Profile: Emmons Mackay
Emmons MacKay is one of the most successful and respected horsemen to ever stable their horses at Truro Raceway. The 78-year-old trainer and driver has over 2,200 driving victories, 505 training victories, and combined earnings from both of over $2.6 million.
Our own Grady Hachey had an opportunity to chat with MacKay at his barn located along the far turn of the Hubtown oval.
How long have you been in harness racing?
About 68 years.
You’re from PEI, where harness racing is very popular, so did you just naturally fall into it as a kid?
I was born in Bangor, PEI, but I moved to Nova Scotia when I was 9 or 10, and started to get tied up with horses when I was about 12, and started driving when I was 16, and have been at it ever since.
Where you’ve been at it so long and have had a lot of horses, can you pick out a favourite horse that you’ve had throughout your career?
I don’t know about a favourite horse, but Kilkerran Fury. He went undefeated as a two-year-old, and raced in the Gold Cup (& Saucer) as an aged horse. And then I had his full brother Kilkerran Ingle – I won the Gold Cup (& Saucer) with him. Both horses broke the track record in Summerside when they were three-year-olds.
Then I had a bunch of horses for the Whebby’s. I won the Barrieau-McIsaac, and the Turner, and the Stanfield. I’ve won every major race in the Maritimes.
Does the feeling of winning ever change, or is always just as sweet as the one before?
Every time you win... It feels good. No matter what kind of race it is, it always feels good.
You guys have a very nice set-up right here, with the barn just behind your house; how nice is it to be able to walk right out your backdoor and into your barn?
Well, I bought it off Max Farland. Carl McKenzie had it before that, and Frank Kennedy originally built it. And Carl McKenzie (Whom the McKenzie stake is named in honour of) used to run the racetrack. He lived right next door, so I bought both properties, and my daughter Tammy lives in Carl’s old house, and I live in the other house.

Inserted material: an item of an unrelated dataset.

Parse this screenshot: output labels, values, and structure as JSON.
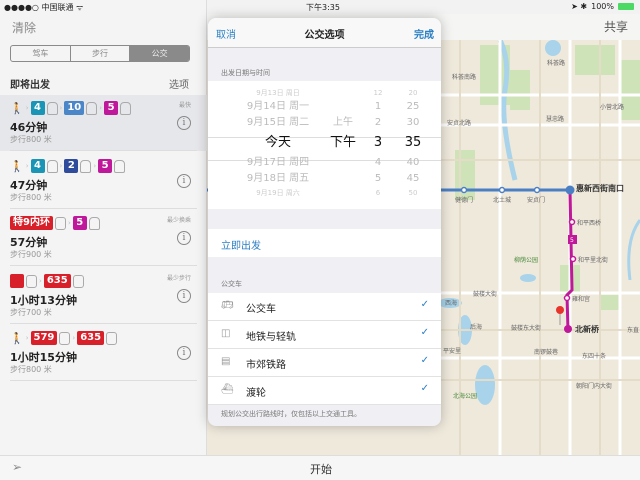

It’s the only private spot at the track. It’s a good spot, so everything works out good.
What is it like being able to do the horses every day with your daughter, Tammy?
Well, It’s good. She drives, and she teaches school. She just bought a horse here (4-year-old Pang Shui gelding – Brumby) for one of us to drive and do what she wants with it.
Anyone who’s familiar with the Maritime stake races scene would remember Brumby from the last couple of years; Is he a nice horse to be around?
Yeah, he’s a nice horse. Mike Pollard, from Charlottetown, brought him over. He has six horses going tonight (Tuesday, July 18) and they’ll race out of my barn here.
How nice is it to give them a nice spot to keep their horses here when they race?
We treat them good when they come here, and they treat us good when we go to PEI, so it works out good. As the old saying goes, “What goes around, come around.”
You yourself had a win a couple of weeks ago with Johnnywalkerdelux; the horse has been a little inconsistent, but you had him going good that day. How nice was that win?
He was Horse of The Year here two years ago, but last year he wasn’t as good. He doesn’t seem to have the speed that he once had; but he went his best race here a couple of weeks ago, but he just doesn’t seem to have that scat that he had a couple of years ago.
How many do you have in the barn right now?
Right now, there’s four. Brumby, Johnnywalkerdelux, Galleon Seelster, and Doug – a young fella who works for me, just bought one out of Ontario.
But my son Ozzie, owns twelve horses in Ontario with Blake MacIntosh. He’s doing well. Him and MacIntosh get along good. The horses have been doing pretty good.
Have you gone up to Ontario to watch any of his horses, at all lately?
No, I haven’t gone up, but Tammy has gone up to watch them twice; but no, I haven’t gone up there yet.
Respectfully, you’re getting older, but are going to do the horses for as long as you can?
I was always tease Tammy by saying that I’m going to do it until I'm 100, and then I’m going to start another business.
Interview by: Grady Hachey
Photos by: Kyle Burton